Go through the data below line by line and report how many lines contain "settings", giving only that figure.

Source data:

===

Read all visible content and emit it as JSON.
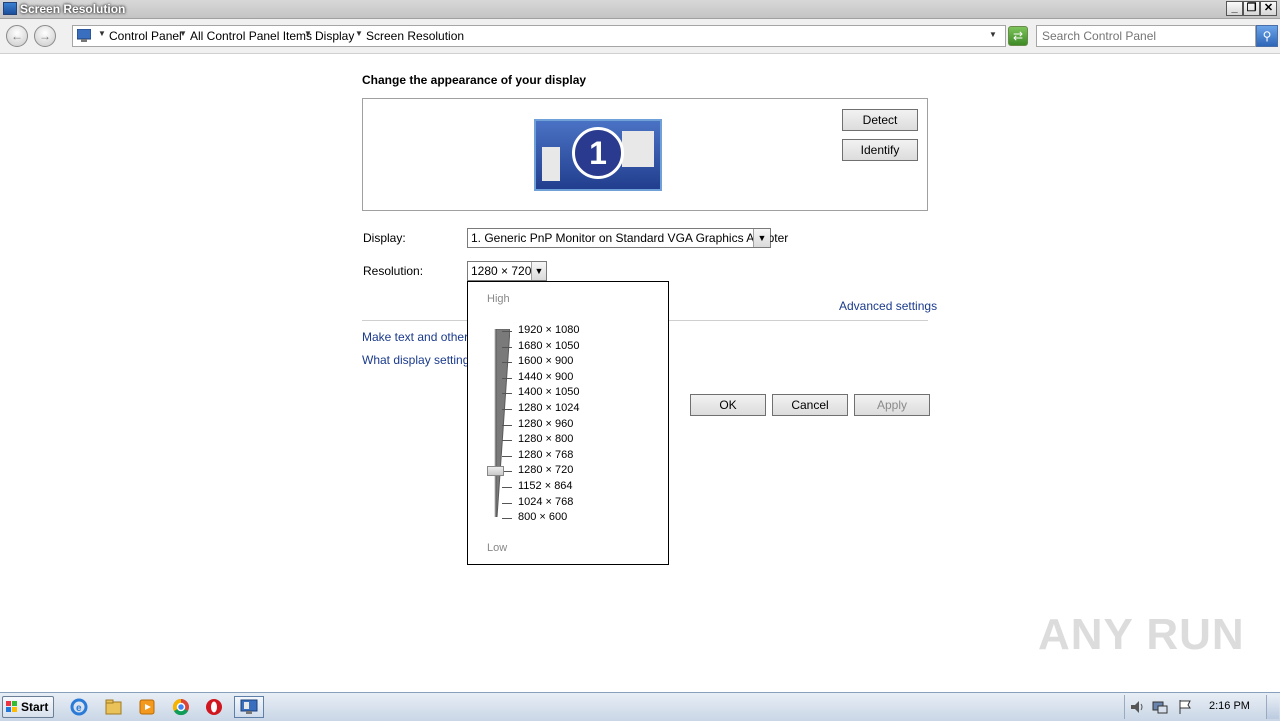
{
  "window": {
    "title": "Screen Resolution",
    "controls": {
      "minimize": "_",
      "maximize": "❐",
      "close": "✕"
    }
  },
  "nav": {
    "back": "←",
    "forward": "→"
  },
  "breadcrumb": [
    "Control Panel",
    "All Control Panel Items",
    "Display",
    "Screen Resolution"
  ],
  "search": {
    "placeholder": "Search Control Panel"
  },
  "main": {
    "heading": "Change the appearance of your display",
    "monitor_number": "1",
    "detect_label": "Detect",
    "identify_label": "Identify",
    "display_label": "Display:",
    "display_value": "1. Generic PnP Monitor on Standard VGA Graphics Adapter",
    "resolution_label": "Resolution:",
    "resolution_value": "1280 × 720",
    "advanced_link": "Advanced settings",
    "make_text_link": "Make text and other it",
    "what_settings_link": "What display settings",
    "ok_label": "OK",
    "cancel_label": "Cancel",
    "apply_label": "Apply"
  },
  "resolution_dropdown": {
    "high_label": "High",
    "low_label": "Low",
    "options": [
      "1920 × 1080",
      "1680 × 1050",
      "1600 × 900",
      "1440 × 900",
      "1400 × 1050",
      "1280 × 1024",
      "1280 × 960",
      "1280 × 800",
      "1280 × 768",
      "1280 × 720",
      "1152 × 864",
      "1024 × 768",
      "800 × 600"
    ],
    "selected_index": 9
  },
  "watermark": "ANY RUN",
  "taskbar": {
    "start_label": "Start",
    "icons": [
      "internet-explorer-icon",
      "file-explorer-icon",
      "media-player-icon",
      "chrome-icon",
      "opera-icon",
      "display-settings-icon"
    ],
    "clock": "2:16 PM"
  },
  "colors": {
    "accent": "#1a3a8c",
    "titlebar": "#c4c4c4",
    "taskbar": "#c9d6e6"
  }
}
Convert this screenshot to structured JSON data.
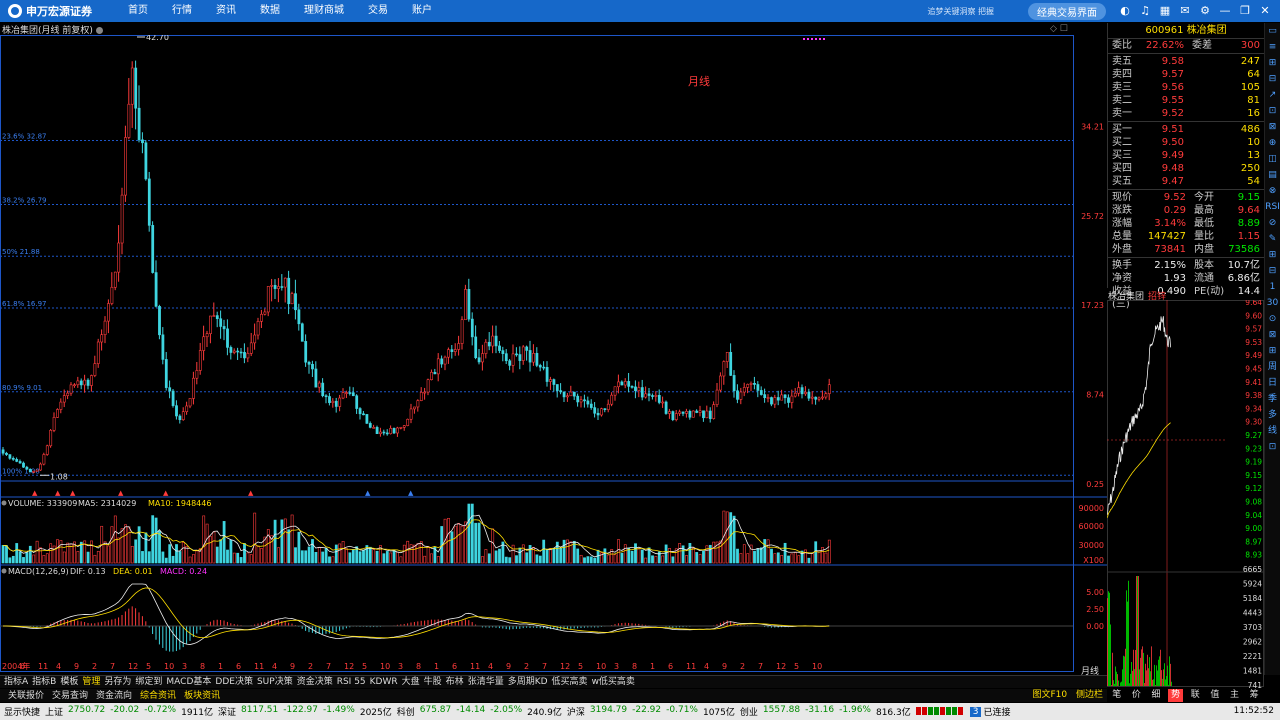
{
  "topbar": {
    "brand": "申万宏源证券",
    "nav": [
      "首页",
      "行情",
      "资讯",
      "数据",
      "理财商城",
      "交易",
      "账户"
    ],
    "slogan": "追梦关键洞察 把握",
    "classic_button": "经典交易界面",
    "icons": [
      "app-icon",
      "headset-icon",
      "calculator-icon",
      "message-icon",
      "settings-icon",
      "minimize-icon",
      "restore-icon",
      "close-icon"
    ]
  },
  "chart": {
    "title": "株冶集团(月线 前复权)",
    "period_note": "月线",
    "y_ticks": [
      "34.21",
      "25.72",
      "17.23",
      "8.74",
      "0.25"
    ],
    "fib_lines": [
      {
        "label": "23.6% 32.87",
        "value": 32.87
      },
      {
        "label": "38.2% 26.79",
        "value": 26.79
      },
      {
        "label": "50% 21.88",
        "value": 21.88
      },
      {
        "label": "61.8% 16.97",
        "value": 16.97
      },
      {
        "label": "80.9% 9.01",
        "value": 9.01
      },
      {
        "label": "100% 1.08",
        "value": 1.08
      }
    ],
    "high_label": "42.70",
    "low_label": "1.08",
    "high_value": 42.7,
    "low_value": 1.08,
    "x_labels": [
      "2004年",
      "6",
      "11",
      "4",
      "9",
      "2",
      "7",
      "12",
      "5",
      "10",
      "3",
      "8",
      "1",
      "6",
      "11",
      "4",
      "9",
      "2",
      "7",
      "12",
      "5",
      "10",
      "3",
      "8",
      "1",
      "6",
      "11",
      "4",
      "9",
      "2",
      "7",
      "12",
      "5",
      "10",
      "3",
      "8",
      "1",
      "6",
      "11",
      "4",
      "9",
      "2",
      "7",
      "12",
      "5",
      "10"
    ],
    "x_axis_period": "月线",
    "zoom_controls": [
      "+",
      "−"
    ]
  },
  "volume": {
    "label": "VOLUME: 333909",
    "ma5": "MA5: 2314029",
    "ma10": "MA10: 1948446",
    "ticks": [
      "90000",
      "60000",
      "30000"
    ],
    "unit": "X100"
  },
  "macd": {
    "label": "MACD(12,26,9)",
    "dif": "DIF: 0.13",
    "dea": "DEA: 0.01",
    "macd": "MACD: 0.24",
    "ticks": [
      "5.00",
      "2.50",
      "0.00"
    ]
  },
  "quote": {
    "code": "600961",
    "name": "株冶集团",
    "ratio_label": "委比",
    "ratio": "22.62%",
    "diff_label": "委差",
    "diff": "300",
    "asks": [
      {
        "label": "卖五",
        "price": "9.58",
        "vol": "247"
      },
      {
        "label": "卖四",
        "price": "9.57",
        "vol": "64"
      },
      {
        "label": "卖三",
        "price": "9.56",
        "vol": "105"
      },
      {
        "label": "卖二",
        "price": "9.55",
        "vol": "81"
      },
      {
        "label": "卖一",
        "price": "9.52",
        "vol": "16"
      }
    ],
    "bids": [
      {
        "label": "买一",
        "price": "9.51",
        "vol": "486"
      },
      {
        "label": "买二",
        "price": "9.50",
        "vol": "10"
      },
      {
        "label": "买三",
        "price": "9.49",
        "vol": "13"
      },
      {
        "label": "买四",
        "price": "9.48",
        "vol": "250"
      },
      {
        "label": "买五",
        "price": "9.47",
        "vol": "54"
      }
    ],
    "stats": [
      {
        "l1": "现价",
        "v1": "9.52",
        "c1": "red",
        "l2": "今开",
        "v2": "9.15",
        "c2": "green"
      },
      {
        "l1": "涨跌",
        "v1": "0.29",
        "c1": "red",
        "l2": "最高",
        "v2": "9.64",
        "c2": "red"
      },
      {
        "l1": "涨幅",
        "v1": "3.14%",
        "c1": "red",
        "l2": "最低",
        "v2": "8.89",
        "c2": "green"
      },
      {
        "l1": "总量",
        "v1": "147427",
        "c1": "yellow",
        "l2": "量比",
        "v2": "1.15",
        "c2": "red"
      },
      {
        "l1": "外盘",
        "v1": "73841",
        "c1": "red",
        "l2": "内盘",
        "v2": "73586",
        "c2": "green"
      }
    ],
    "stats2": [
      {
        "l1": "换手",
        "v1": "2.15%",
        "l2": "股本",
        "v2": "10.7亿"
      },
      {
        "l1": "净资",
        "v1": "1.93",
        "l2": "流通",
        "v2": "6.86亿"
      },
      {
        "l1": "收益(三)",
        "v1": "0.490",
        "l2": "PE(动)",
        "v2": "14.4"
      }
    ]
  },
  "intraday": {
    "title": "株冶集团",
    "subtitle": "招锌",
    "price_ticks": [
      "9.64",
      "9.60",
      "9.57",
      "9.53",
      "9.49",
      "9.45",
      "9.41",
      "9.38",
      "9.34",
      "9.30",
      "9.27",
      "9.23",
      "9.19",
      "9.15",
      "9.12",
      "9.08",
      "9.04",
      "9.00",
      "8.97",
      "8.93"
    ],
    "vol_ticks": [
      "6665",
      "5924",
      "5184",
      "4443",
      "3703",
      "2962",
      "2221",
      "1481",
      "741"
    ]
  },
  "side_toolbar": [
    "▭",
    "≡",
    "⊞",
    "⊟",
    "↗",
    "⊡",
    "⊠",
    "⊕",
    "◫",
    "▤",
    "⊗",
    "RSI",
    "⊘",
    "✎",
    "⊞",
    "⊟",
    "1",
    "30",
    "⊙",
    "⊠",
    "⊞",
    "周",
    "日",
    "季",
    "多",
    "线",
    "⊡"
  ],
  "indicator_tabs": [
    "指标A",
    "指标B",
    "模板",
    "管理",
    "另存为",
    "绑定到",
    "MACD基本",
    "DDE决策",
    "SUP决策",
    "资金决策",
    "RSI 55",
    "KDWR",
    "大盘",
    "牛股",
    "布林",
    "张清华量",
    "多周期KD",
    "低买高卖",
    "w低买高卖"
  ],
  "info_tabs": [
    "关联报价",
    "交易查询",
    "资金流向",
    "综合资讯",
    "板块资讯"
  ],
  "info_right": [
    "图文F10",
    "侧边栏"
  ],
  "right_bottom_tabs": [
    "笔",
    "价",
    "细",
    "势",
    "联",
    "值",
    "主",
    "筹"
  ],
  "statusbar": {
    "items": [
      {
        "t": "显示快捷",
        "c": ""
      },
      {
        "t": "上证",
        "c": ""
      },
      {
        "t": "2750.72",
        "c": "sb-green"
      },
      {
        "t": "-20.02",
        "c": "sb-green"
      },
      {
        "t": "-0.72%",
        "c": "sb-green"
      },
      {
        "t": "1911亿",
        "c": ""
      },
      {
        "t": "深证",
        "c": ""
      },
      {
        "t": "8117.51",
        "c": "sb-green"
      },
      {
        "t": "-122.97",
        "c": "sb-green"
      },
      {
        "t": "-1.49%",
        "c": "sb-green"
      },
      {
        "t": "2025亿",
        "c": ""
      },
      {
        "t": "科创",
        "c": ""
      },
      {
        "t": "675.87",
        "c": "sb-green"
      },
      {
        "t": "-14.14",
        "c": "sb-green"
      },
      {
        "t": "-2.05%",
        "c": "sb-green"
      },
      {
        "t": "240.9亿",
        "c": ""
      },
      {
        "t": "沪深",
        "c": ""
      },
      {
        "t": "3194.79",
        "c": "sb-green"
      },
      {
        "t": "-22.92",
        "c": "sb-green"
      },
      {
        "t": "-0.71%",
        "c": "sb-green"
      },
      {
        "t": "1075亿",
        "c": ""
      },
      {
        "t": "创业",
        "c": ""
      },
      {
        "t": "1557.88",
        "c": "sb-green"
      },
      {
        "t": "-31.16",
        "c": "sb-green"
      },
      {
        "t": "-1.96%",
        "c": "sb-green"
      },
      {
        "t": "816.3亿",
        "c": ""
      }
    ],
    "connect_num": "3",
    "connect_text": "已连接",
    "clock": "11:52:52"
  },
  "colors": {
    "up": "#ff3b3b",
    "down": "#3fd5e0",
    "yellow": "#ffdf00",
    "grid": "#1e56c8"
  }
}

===

Task answer: 4